Here’s how to design your communications tech stack to make your messages resonate

Comms pros share their best practices on how to help your workforce make the most of your tech tools.

A comprehensive internal communications strategy requires you to have the necessary tools to reach and engage your employees. Commonly referred to as a “tech stack,” a term used by developers to describe a collection of programs used to design an application or platform,  an internal communicator’s stack pieces of software can help reach employees and measure  messaging efforts. These measurement features are an invaluable resource when you are looking to prove the efficacy of your messaging strategies to C-suite members and other high-level executives.

During a recent session at Ragan’s Employee Communications and Culture Conference, industry experts shared their technology tips and revealed what makes up their internal comms tech stacks.

Modifying tools for a virtual world

It’s no secret that internal communicators had to pivot their messaging strategies to mostly digital over the past two and a half years. That meant that the tools they used had to change, too.

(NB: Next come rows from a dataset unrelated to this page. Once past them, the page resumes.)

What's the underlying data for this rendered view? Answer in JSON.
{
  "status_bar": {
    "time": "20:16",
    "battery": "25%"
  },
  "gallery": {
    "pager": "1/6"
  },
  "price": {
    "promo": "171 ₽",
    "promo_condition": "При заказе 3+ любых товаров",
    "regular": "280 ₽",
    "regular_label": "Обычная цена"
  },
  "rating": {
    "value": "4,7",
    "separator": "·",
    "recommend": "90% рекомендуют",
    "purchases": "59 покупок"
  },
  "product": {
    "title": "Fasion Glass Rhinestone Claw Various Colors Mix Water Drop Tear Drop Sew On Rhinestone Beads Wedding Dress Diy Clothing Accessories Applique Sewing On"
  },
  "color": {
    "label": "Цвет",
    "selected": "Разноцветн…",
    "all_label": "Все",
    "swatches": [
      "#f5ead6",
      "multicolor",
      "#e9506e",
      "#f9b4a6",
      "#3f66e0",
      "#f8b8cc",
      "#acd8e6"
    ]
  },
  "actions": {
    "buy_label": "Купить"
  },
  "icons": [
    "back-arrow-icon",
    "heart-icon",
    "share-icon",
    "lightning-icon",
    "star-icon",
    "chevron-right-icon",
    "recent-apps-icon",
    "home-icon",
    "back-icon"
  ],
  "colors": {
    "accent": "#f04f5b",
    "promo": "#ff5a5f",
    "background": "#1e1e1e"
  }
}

Greg Bannon, acting director of internal communications with Verizon, said virtual town halls simply lacked the energy of in-person meetings. So Bannon conceived a workaround: a mini production studio, located in his house, that enabled him and his team to produce high-quality, engaging short-form videos to distribute to employees.

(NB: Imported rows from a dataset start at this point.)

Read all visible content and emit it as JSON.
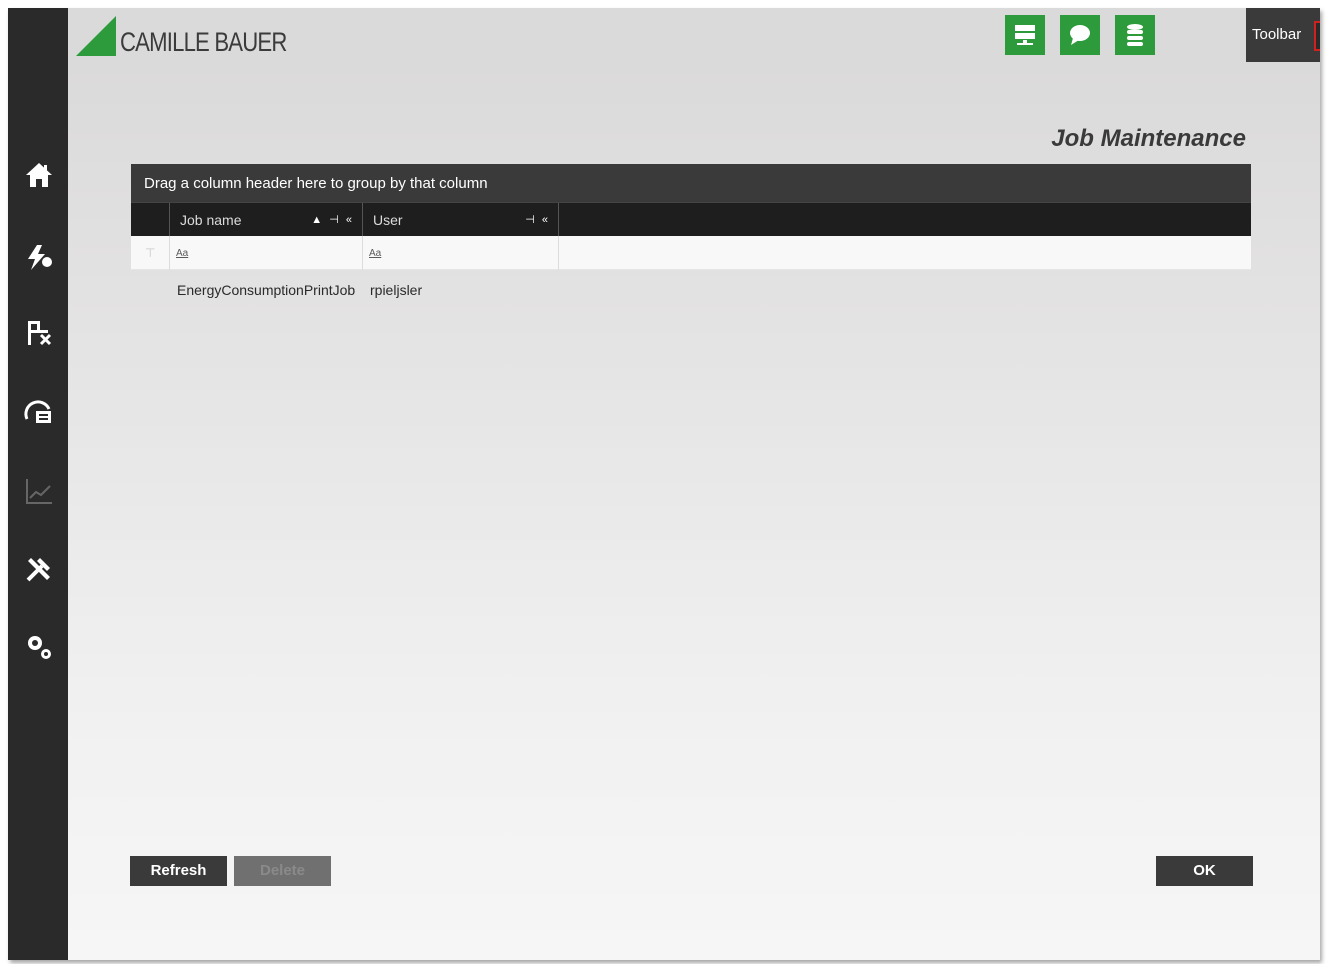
{
  "header": {
    "logo_text": "CAMILLE BAUER",
    "toolbar_label": "Toolbar",
    "toggle_state": "off"
  },
  "header_buttons": [
    {
      "icon": "server-icon"
    },
    {
      "icon": "chat-icon"
    },
    {
      "icon": "database-icon"
    }
  ],
  "sidebar": {
    "items": [
      {
        "icon": "home-icon"
      },
      {
        "icon": "flash-icon"
      },
      {
        "icon": "topology-icon"
      },
      {
        "icon": "dashboard-icon"
      },
      {
        "icon": "chart-icon",
        "disabled": true
      },
      {
        "icon": "tools-icon"
      },
      {
        "icon": "settings-icon"
      }
    ]
  },
  "page": {
    "title": "Job Maintenance"
  },
  "grid": {
    "group_hint": "Drag a column header here to group by that column",
    "columns": [
      {
        "label": "Job name",
        "filter_placeholder": "Aa"
      },
      {
        "label": "User",
        "filter_placeholder": "Aa"
      }
    ],
    "rows": [
      {
        "job_name": "EnergyConsumptionPrintJob",
        "user": "rpieljsler"
      }
    ]
  },
  "buttons": {
    "refresh": "Refresh",
    "delete": "Delete",
    "ok": "OK"
  },
  "colors": {
    "accent_green": "#2d9a3c",
    "toggle_red": "#d42a2a",
    "sidebar_bg": "#2a2a2a"
  }
}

He said his comms team stepped up to the plate when it came to using video tools in a new and exciting way. Like many other internal communicators, Bannon become tech-savvy in a way he had not been before.

“I had to become a host, a DJ, all these other different avenues that you would never imagine you’re going to do, to keep your employees engaged and also to make your leadership feel comfortable,” Bannon said.

Echoing Bannon’s drive to innovate in the face of adversity, Cardinal Health VP of communications Kerry Christopher said that the work of staying ahead of comms trends is never finished.

He asked communicators to consider how new tools and software can make their jobs easier and improve their companies in new ways.

“.How do we stay ahead of that and make sure that we’re embracing these tools?” he asked the audience. “Because people will use them whether we want them to or not. So how do we make sure we’re using them for the benefit of the company [in a way] that is productive?”

Getting employees to engage with new platforms

Sometimes a good internal messaging strategy is less about chasing what employees want and more about creating clear places where workers can go for information, said Debra Helwig, senior internal communications manager with KCoe Isom. Consistency and cadence, for Helwig, are the name of the game.

“For us, that means starting with a really, really robust intranet, a single source of truth — everything points back to the intranet,” she said.

And rather than seeking out new platforms for every new initiative you’d like to take on, Helwig suggested looking into what apps and functionalities exist within the tools you already own and use, which can make it less daunting for employees who are hesitant to learn how to use a new platform.

KCoe Isom’s employee recognition program started with a manual training for employees, who slowly learned how to complete the steps needed to give kudos to their colleagues.

“Then, people got excited about seeing themselves recognized in a manual way, so now, we’re going to roll out the tool, because they’re already excited about the thing,” Helwig said. “So it’s not, ‘we’re going to throw a tool at you that you have to learn’… we’ve got people engaged in doing the activity in a sort of simple way, and now we’re going to roll the tool out to help them do it better.”

Best practice? Slowly roll out the use of new tools to your employees, letting them guide the timetable on when you fully implement the software or program. It’s about establishing rituals and behaviors, working from the ground up, before expecting your employees to be fully on board with a new tool.

Tech stack recommendations from the pros


  • Outlook (email)
  • Constant Contact (graphics-heavy emails software)
  • Zoom (video conferencing)
  • Kahoot (interactive software for polling, games)
  • Canva (free/low-cost image and graphics design)



COMMENT Daily Headlines

Sign up to receive the latest articles from directly in your inbox.